The Ash Heritage Group are on a mission to gather £70,000 to build the centre, which will house items as diverse as 16th Century parish documents and 1950s cine films.
The idea was first mooted two years ago by group chairman Ann Foat. Since then planning permission has been gained and the group have already raised £27,500. Part of the cash came from Kent County Council and a £6,000 Big Lottery grant.
The lottery cash enabled the Ash and East Kent Community Project to put on a promenade performance, re-enacting the Swing Riots of the 1830s through the streets of the village. The performance last year generated cash for the centre and was used to get residents and school-children interested in the history of Ash.
Grandmother-of-five Mrs Foat said: “We want to build the heritage centre on the back of the village hall. There is a lot of stuff in the village, all in private houses, which we would like to keep.
"We have historic photos and books which go back two centuries. There are records from the parish council and cricket club which cover quite a considerable length of time.
“We have the planning permission and now we are in the business of trying to attract funding.”
The appeal will launch on Saturday, February 4 at the village hall where there will be a showing of 1950s cine films of the Ash Flower Show. The show became a massive event over the years with thousands of people flocking to the village to see the displays, high-wire acts, gymkhana and ice shows.
Mrs Foat, 69, said: “The flower show was a massive event. It got so big it had to be stopped in the end because it was too difficult to maintain. It is a part of our history.”
The fundraiser will also have a DVD showing of the Swing Riots performance, which took place last summer.
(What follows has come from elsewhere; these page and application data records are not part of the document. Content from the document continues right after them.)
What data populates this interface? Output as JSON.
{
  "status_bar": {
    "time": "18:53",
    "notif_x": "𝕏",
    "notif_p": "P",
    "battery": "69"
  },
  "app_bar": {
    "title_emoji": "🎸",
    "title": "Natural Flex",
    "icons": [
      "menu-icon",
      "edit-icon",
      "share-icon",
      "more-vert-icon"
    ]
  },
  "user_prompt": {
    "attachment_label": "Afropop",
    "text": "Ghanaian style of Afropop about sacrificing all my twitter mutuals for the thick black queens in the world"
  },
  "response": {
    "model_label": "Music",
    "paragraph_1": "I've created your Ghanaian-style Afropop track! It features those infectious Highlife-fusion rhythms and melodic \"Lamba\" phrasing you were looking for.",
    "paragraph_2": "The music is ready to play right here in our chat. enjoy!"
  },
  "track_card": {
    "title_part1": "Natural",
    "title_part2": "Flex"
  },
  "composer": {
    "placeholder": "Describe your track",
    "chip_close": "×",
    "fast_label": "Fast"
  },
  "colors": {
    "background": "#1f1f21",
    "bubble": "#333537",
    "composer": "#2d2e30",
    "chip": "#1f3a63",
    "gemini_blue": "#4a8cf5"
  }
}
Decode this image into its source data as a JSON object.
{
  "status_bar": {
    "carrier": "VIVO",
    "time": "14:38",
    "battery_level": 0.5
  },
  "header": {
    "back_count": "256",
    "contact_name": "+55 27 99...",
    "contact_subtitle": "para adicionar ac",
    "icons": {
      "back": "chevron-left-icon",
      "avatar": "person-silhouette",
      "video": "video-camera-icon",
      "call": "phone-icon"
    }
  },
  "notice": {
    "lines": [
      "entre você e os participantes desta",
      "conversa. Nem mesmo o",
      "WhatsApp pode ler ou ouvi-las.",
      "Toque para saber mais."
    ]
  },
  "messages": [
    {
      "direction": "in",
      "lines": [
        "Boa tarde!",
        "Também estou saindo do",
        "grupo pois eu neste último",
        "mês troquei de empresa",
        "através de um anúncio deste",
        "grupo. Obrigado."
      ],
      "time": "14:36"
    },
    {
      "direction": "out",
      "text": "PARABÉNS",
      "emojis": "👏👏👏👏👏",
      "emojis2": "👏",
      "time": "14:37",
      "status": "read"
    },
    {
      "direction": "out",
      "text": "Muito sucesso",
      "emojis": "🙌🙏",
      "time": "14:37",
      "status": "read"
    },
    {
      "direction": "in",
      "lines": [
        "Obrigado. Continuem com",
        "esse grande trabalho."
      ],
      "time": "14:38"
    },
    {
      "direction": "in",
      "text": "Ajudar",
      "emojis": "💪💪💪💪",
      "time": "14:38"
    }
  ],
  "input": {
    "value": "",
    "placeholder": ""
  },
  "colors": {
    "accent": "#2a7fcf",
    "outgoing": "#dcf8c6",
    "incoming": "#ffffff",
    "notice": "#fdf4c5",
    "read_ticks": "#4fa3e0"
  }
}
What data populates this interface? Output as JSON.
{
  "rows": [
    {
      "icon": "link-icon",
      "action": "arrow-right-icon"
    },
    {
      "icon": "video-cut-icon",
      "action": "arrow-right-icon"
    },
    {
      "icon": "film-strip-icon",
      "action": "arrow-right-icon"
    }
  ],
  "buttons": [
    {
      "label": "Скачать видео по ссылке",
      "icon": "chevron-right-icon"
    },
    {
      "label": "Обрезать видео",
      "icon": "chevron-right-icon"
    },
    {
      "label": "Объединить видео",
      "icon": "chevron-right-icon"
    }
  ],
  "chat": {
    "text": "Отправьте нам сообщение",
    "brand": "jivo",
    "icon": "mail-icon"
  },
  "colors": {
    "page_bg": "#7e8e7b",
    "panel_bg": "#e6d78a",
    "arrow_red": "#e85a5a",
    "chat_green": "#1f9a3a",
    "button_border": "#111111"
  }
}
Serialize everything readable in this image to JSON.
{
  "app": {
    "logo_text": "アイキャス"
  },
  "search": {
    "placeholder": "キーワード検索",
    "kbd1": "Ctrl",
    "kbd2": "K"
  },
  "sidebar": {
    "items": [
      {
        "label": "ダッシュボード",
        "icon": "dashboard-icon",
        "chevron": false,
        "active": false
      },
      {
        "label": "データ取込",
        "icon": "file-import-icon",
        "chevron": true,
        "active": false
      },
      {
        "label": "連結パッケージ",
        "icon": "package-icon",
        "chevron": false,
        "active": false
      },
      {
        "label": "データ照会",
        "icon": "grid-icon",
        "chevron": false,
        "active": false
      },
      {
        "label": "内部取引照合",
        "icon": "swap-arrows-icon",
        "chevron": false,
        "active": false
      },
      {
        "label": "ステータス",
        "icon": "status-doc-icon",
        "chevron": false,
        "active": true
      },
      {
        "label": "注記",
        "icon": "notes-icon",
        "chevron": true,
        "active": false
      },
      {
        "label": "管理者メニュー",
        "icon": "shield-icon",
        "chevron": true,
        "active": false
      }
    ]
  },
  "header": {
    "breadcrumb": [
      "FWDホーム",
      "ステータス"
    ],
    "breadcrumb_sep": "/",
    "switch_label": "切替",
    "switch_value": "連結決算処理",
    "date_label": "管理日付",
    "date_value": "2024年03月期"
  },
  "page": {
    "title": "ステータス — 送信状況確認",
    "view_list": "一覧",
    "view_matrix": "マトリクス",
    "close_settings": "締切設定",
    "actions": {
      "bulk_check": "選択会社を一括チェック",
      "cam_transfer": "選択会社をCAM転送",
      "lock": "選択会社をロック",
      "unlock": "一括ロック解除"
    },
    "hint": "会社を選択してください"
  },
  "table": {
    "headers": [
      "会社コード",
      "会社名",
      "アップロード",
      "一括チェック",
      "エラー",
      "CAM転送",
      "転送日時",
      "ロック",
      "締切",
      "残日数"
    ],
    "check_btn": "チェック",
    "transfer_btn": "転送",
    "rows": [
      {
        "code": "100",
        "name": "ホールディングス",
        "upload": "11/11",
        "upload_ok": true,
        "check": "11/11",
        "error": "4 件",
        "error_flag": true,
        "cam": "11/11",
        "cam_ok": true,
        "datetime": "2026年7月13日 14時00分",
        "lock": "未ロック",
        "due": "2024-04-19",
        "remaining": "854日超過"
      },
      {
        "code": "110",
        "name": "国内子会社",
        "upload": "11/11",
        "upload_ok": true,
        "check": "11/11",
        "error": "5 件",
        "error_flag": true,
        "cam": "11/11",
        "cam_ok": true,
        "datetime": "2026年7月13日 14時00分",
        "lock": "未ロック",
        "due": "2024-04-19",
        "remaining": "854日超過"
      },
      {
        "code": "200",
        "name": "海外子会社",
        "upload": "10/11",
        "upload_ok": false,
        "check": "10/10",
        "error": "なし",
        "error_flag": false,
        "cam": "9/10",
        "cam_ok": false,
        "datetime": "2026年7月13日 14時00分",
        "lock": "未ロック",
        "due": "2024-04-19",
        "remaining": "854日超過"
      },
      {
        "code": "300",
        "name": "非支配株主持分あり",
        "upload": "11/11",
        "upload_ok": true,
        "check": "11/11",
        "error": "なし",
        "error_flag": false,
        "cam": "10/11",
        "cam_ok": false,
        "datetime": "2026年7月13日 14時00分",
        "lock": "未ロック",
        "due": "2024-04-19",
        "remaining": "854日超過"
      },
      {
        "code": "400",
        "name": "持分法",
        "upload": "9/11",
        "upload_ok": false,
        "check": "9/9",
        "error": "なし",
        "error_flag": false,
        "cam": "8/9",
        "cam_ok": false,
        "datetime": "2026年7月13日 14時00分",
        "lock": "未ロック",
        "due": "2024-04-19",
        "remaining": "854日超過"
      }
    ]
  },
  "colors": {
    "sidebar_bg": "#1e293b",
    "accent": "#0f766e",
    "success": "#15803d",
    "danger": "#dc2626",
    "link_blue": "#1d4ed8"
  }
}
The planning application made to Dover District Council by the Ash Village Hall Management Committee it says: “It is evident there is enthusiastic support for a project to provide a dedicated and safe repository in the parish where parishioners and research students could consult the archives. Schoolchildren and young people in the village might also discover an interest in, and perhaps derive inspiration from, the heritage of the community in which they live.”
The application also says the heritage group hope to be able to put on exhibitions several times a year.
The heritage event starts at 7.30pm. Entry is £3, or £2 for group members.
Mrs Foat, married to group treasurer Graham, said: “Hopefully people will come along and also pledge to give a note for heritage.”
The application also says the heritage group hope to be able to put on exhibitions several times a year.
The heritage event starts at 7.30pm. Entry is £3, or £2 for group members.
Mrs Foat, married to group treasurer Graham, said: “Hopefully people will come along and also pledge to give a note for heritage.”
Anyone who is unable to attend on the night but would like to pledge cash can call Mrs Foat on 01304 812121.


Each year, the Heritage Group intends to arrange events of interest to members, and to supplement the income from subscriptions.
Four such events are planned in 2011.
1) Thursday, April 7 - a talk will be given at Ash Village Hall by Clare Ungerson, entitled 'The Jewish Refugee Camp at Stonar.'
2) There will be a Heritage Walk as part of the Sandwich Festival.
3) Saturday, July 9 - the Snowdown Male Voice choir will perform at St Nicholas church in aid of Heritage funds.
4) The 'David Downes Memorial Lecture' will be held in the autumn.


It is time to renew your annual subscription for the Ash Heritage Group. It was decided at the annual general meeting of the group in December that membership should be £5 each year. As you will have seen, the building of the Heritage Centre is proceeding well and there will be a grand opening later in the year. The yearly subscriptions from members will be essential to pay for the day to day running of this room where the Village Archives will be kept and made available to the general public.